he grew a beard
I see that Fox Sports 1 is running an interview of Tom Brady with Michael Strahan today at 2:30. I'll be interested to see What Fox's analysis of college football looks like. I think much of the country is tired of the ESPN cheerleading for the SEC, and any counter balance to that will be welcome.
You can figure out what channel it's broadcast on in your area here:
The story in and of itself is (hopefully) nothing. But the fact that this happened on Tim Tebow's birthday is convenient for, well, no one but Tebow. Fingers crossed this doesn't end up ruining people's fantasy teams. And way to treat yourself Tim!
This morning in the Personal Finance section of the Wall Street Journal there was an article on the NFL view of Oregon's (and now Philidelphia's) offense.
I know the WSJ requires one to pay for access so here are some bits for anyone without a subscription.

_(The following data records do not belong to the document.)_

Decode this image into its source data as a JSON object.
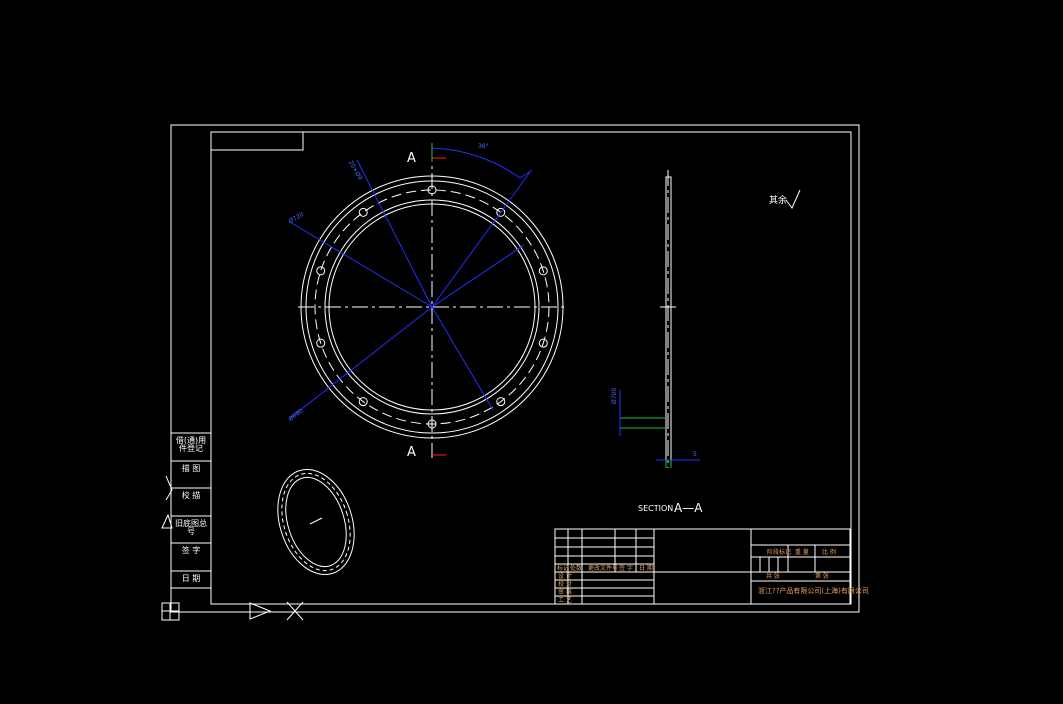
{
  "drawing": {
    "section_marker_top": "A",
    "section_marker_bottom": "A",
    "section_title": "SECTION",
    "section_label": "A—A",
    "surface_finish_note": "其余",
    "dims": {
      "angle": "36°",
      "pcd_label": "20×Ø9",
      "outer_dia": "Ø720",
      "inner_dia": "Ø680",
      "thickness": "5",
      "side_height": "Ø700"
    }
  },
  "side_table": {
    "rows": [
      "借(通)用件登记",
      "描 图",
      "校 描",
      "旧底图总号",
      "签 字",
      "日 期"
    ]
  },
  "title_block": {
    "company": "浙江??产品有限公司(上海)有限公司",
    "header_cells": [
      "标记",
      "处数",
      "更改文件号",
      "签 字",
      "日 期"
    ],
    "left_rows": [
      "设 计",
      "校 对",
      "审 核",
      "工 艺"
    ],
    "right_top": [
      "阶段标记",
      "重 量",
      "比 例"
    ],
    "right_mid": [
      "共 张",
      "第 张"
    ]
  },
  "colors": {
    "line": "#ffffff",
    "dim": "#2030ff",
    "dim_text": "#4a6cff",
    "center": "#ffffff",
    "marker": "#ff2020",
    "accent": "#e0a060",
    "green": "#20c040"
  }
}
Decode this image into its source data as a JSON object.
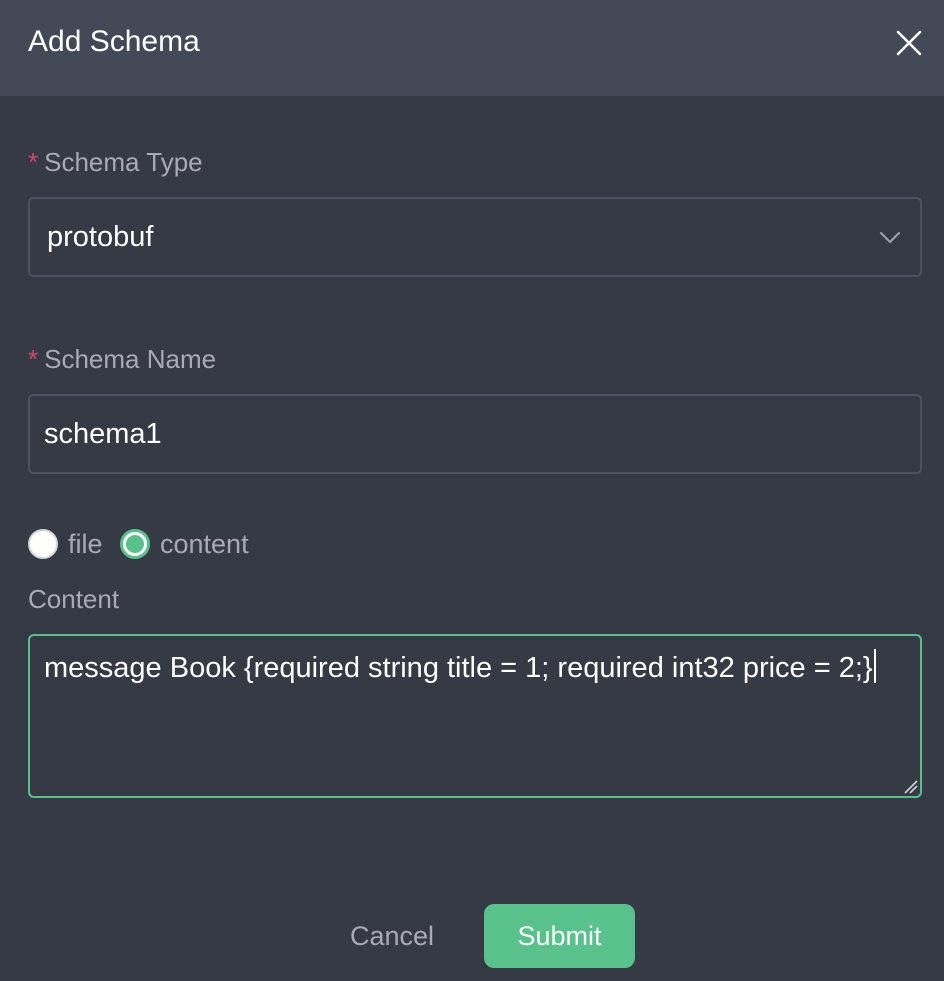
{
  "dialog": {
    "title": "Add Schema",
    "close_icon": "close-icon"
  },
  "schema_type": {
    "required_mark": "*",
    "label": "Schema Type",
    "selected_value": "protobuf",
    "dropdown_icon": "chevron-down-icon"
  },
  "schema_name": {
    "required_mark": "*",
    "label": "Schema Name",
    "value": "schema1"
  },
  "source_mode": {
    "options": [
      {
        "label": "file",
        "selected": false
      },
      {
        "label": "content",
        "selected": true
      }
    ]
  },
  "content": {
    "label": "Content",
    "value": "message Book {required string title = 1; required int32 price = 2;}"
  },
  "footer": {
    "cancel_label": "Cancel",
    "submit_label": "Submit"
  },
  "colors": {
    "accent": "#58c18c",
    "required": "#d9466a",
    "background": "#363a44",
    "header": "#434957"
  }
}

As Kelly mans his first full week of NFL training camp, installing a high-revving Ferrari engine into the Eagles' offense, league insiders say there are exactly zero indications NFL referees will be willing participants in the Kelly era. The NFL, they say, has a long-standing pace at which they do things between plays and the referees "aren't going to change just to accommodate someone's offense," said Mike Pereira, a former NFL vice president of officiating who is now an analyst for Fox Sports.
"We have to make sure teams understand that they don't control the tempo, our officials do," said NFL vice president of officiating Dean Blandino. "We're going through our normal ball mechanics, we aren't going to rush [unless] it's in the two minute drill."
Blandino said he has talked to every NFL team coaching staff during the off-season to emphasize that there's no forcing the issue—the offense will not be able to snap the ball until the referees signals they're ready.
They further explored how Kelly was able to get PAC 12 officials to go faster so that his offense could go faster. The Ducks were actually 32% faster than the college average according to the WSJ. That is not going to happen in the NFL because the NFL has specific rules for changing out the ball after incomplete passes or out of bounds plays as well as the fact that the officials must be set before play can begin.
This will be big news down this way because the argument about HUNH (hurry up no huddle) and traditional game play is causing lots fun in the SEC.
Bret Bielema and Nick Saban says it is a safety concern if players and officials are not given an opportunity to get set. Gus Malzan obviously disagrees.
EDIT: Clarified HUNH. It may just be a local term down south.
As two major individual NFL records were pursued late this season, one broken and the other almost so, lost in the shuffle yesterday was New England shattering the record for first downs in a season at 444. [ESPN]
Yes, a lesser-known record (previously held by the 2011 Saints at 416, before that it was the 2004 Chiefs at 398), but one of the more meaningful statistics on offense, to my mind.
Deep in the history of college football: http://aol.sportingnews.com/ncaa-football/story/2012-12-20/college-footb....
Got to love the sweater.
#83- LaMarr Woodley, LB Pittsburgh Steelers
#77- Charles Woodson, CB Green Bay Packers
#41- Jake Long, OT Miami Dolphins
#1- Tom Brady, QB New England Patriots
#30- Matthew Stafford, QB
#24- Ndamukong Suh, DT
#9- Calvin Johnson, WR
Not sure of Schrager's credibility, but it's nice to have the number one spot locked down by a Wolverine.